» WHAT IS NEEDED
A faithful copy of all the records is needed, with the pictures omitted.

» RECORDS
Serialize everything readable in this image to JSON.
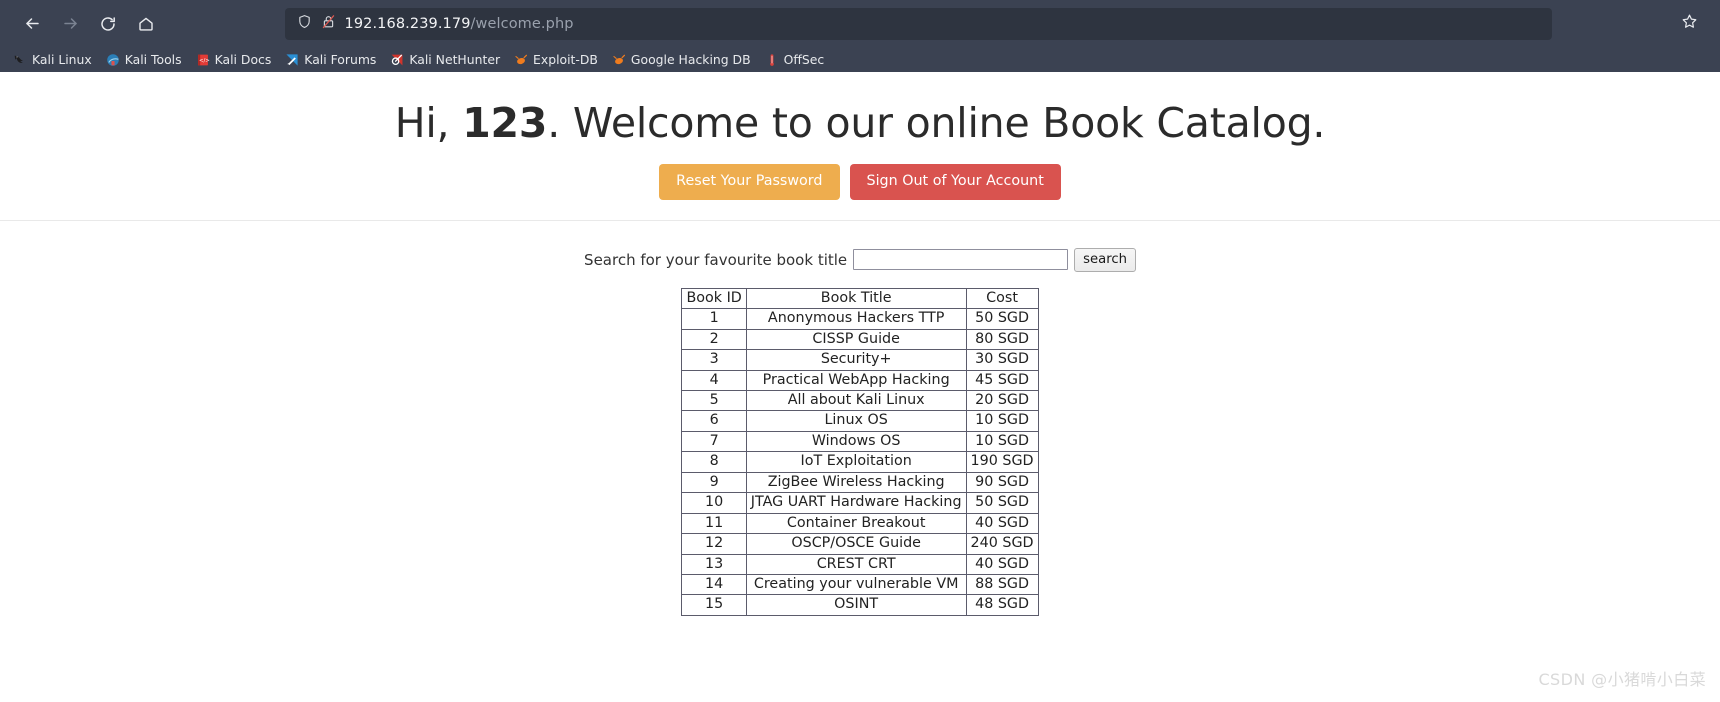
{
  "browser": {
    "nav": {
      "back_icon": "arrow-left-icon",
      "forward_icon": "arrow-right-icon",
      "reload_icon": "reload-icon",
      "home_icon": "home-icon"
    },
    "urlbar": {
      "shield_icon": "shield-icon",
      "lock_icon": "lock-crossed-icon",
      "host": "192.168.239.179",
      "path": "/welcome.php",
      "bookmark_star_icon": "star-icon"
    },
    "bookmarks": [
      {
        "label": "Kali Linux",
        "icon": "kali-dragon-icon"
      },
      {
        "label": "Kali Tools",
        "icon": "kali-tools-icon"
      },
      {
        "label": "Kali Docs",
        "icon": "kali-docs-icon"
      },
      {
        "label": "Kali Forums",
        "icon": "kali-forums-icon"
      },
      {
        "label": "Kali NetHunter",
        "icon": "kali-nethunter-icon"
      },
      {
        "label": "Exploit-DB",
        "icon": "exploit-db-icon"
      },
      {
        "label": "Google Hacking DB",
        "icon": "google-hacking-db-icon"
      },
      {
        "label": "OffSec",
        "icon": "offsec-icon"
      }
    ]
  },
  "page": {
    "heading_prefix": "Hi, ",
    "heading_user": "123",
    "heading_suffix": ". Welcome to our online Book Catalog.",
    "reset_password_label": "Reset Your Password",
    "sign_out_label": "Sign Out of Your Account",
    "search_label": "Search for your favourite book title",
    "search_value": "",
    "search_placeholder": "",
    "search_button_label": "search",
    "table": {
      "headers": [
        "Book ID",
        "Book Title",
        "Cost"
      ],
      "rows": [
        [
          "1",
          "Anonymous Hackers TTP",
          "50 SGD"
        ],
        [
          "2",
          "CISSP Guide",
          "80 SGD"
        ],
        [
          "3",
          "Security+",
          "30 SGD"
        ],
        [
          "4",
          "Practical WebApp Hacking",
          "45 SGD"
        ],
        [
          "5",
          "All about Kali Linux",
          "20 SGD"
        ],
        [
          "6",
          "Linux OS",
          "10 SGD"
        ],
        [
          "7",
          "Windows OS",
          "10 SGD"
        ],
        [
          "8",
          "IoT Exploitation",
          "190 SGD"
        ],
        [
          "9",
          "ZigBee Wireless Hacking",
          "90 SGD"
        ],
        [
          "10",
          "JTAG UART Hardware Hacking",
          "50 SGD"
        ],
        [
          "11",
          "Container Breakout",
          "40 SGD"
        ],
        [
          "12",
          "OSCP/OSCE Guide",
          "240 SGD"
        ],
        [
          "13",
          "CREST CRT",
          "40 SGD"
        ],
        [
          "14",
          "Creating your vulnerable VM",
          "88 SGD"
        ],
        [
          "15",
          "OSINT",
          "48 SGD"
        ]
      ]
    },
    "watermark": "CSDN @小猪啃小白菜"
  },
  "colors": {
    "chrome_bg": "#3b4252",
    "urlbar_bg": "#2e3440",
    "warning": "#eead4e",
    "danger": "#d9534f",
    "table_border": "#5b5b6b"
  }
}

» OUTPUT BELOW
Serialize everything readable in this image to JSON.
{
  "browser": {
    "nav": {
      "back_icon": "arrow-left-icon",
      "forward_icon": "arrow-right-icon",
      "reload_icon": "reload-icon",
      "home_icon": "home-icon"
    },
    "urlbar": {
      "shield_icon": "shield-icon",
      "lock_icon": "lock-crossed-icon",
      "host": "192.168.239.179",
      "path": "/welcome.php",
      "bookmark_star_icon": "star-icon"
    },
    "bookmarks": [
      {
        "label": "Kali Linux",
        "icon": "kali-dragon-icon"
      },
      {
        "label": "Kali Tools",
        "icon": "kali-tools-icon"
      },
      {
        "label": "Kali Docs",
        "icon": "kali-docs-icon"
      },
      {
        "label": "Kali Forums",
        "icon": "kali-forums-icon"
      },
      {
        "label": "Kali NetHunter",
        "icon": "kali-nethunter-icon"
      },
      {
        "label": "Exploit-DB",
        "icon": "exploit-db-icon"
      },
      {
        "label": "Google Hacking DB",
        "icon": "google-hacking-db-icon"
      },
      {
        "label": "OffSec",
        "icon": "offsec-icon"
      }
    ]
  },
  "page": {
    "heading_prefix": "Hi, ",
    "heading_user": "123",
    "heading_suffix": ". Welcome to our online Book Catalog.",
    "reset_password_label": "Reset Your Password",
    "sign_out_label": "Sign Out of Your Account",
    "search_label": "Search for your favourite book title",
    "search_value": "",
    "search_placeholder": "",
    "search_button_label": "search",
    "table": {
      "headers": [
        "Book ID",
        "Book Title",
        "Cost"
      ],
      "rows": [
        [
          "1",
          "Anonymous Hackers TTP",
          "50 SGD"
        ],
        [
          "2",
          "CISSP Guide",
          "80 SGD"
        ],
        [
          "3",
          "Security+",
          "30 SGD"
        ],
        [
          "4",
          "Practical WebApp Hacking",
          "45 SGD"
        ],
        [
          "5",
          "All about Kali Linux",
          "20 SGD"
        ],
        [
          "6",
          "Linux OS",
          "10 SGD"
        ],
        [
          "7",
          "Windows OS",
          "10 SGD"
        ],
        [
          "8",
          "IoT Exploitation",
          "190 SGD"
        ],
        [
          "9",
          "ZigBee Wireless Hacking",
          "90 SGD"
        ],
        [
          "10",
          "JTAG UART Hardware Hacking",
          "50 SGD"
        ],
        [
          "11",
          "Container Breakout",
          "40 SGD"
        ],
        [
          "12",
          "OSCP/OSCE Guide",
          "240 SGD"
        ],
        [
          "13",
          "CREST CRT",
          "40 SGD"
        ],
        [
          "14",
          "Creating your vulnerable VM",
          "88 SGD"
        ],
        [
          "15",
          "OSINT",
          "48 SGD"
        ]
      ]
    },
    "watermark": "CSDN @小猪啃小白菜"
  },
  "colors": {
    "chrome_bg": "#3b4252",
    "urlbar_bg": "#2e3440",
    "warning": "#eead4e",
    "danger": "#d9534f",
    "table_border": "#5b5b6b"
  }
}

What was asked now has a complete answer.